If you spend enough time around me, you’ll hear me talk about the translation of the Bible and specifically how some words were transmitted into modern English. The idiomatic usage of the word “tongue” for language is one of those issues I have with modern versions of the Bible.

Follow the way of love and eagerly desire gifts of the Spirit, especially prophecy. For anyone who speaks in a tongue does not speak to people but to God. Indeed, no one understands them; they utter mysteries by the Spirit. But the one who prophesies speaks to people for their strengthening, encouraging and comfort. Anyone who speaks in a tongue edifies themselves, but the one who prophesies edifies the church. I would like every one of you to speak in tongues, but I would rather have you prophesy. The one who prophesies is greater than the one who speaks in tongues, unless someone interprets, so that the church may be edified.

1 Corinthians 14:1-4

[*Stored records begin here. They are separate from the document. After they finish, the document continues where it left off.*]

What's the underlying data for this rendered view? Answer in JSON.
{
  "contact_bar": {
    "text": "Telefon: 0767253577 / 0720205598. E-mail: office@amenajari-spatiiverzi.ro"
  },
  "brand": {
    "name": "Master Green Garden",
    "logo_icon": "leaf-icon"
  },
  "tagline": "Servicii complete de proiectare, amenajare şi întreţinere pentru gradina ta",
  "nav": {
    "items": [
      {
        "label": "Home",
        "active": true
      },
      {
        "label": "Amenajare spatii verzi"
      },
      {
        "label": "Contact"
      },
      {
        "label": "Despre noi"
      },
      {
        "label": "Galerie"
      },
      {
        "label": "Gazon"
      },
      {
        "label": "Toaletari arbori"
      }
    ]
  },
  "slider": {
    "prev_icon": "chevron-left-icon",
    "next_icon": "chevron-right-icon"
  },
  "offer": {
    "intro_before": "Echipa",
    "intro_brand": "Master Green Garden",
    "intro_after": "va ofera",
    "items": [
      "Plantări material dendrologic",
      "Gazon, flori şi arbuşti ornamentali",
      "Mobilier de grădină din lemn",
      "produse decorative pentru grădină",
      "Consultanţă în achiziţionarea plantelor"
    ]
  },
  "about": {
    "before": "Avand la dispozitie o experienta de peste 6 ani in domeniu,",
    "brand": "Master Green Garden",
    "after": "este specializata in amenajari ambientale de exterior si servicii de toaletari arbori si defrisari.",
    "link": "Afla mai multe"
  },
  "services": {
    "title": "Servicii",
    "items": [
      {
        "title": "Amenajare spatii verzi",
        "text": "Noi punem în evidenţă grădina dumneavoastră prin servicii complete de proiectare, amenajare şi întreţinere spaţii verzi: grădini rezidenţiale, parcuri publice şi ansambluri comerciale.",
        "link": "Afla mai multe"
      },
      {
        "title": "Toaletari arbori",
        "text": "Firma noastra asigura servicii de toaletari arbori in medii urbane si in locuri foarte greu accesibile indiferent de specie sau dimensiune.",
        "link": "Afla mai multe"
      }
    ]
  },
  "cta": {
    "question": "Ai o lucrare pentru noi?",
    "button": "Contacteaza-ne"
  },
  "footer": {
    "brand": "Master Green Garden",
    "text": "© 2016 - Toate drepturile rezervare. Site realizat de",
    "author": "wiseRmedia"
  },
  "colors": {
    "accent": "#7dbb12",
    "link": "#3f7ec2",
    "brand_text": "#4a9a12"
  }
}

It’s not a bad term, and I understand the poetic choice to select for style over direct wording but in this case, neglecting direct and clear language leaves room for misunderstanding. The term tongues, even used of angelic languages, must refer to speech that has the structure and consistency to be understood.

You see in this chapter and the preceding, Paul is concerned with the effectiveness of the communication of the people at the Church in Corinth. The people were eager to demonstrate Spiritual gifts. They were God-given talents after all, what more appropriate place to show them than in the assembly of believers?

But that was the problem. The assembly is not about individual skills and abilities but about mutual encouragement and edification. In order for humans to create that benefit for one another, they must communicate; this is not possible without conveying meaning.

It’s true: words fail sometimes. People stutter. Vocabulary can be limited. But if we aren’t communicating with one another, how can we say “Amen, I agree” before God and the whole church? The core of Church life and indeed the very existence of the faith is communication.

Ethan Kirl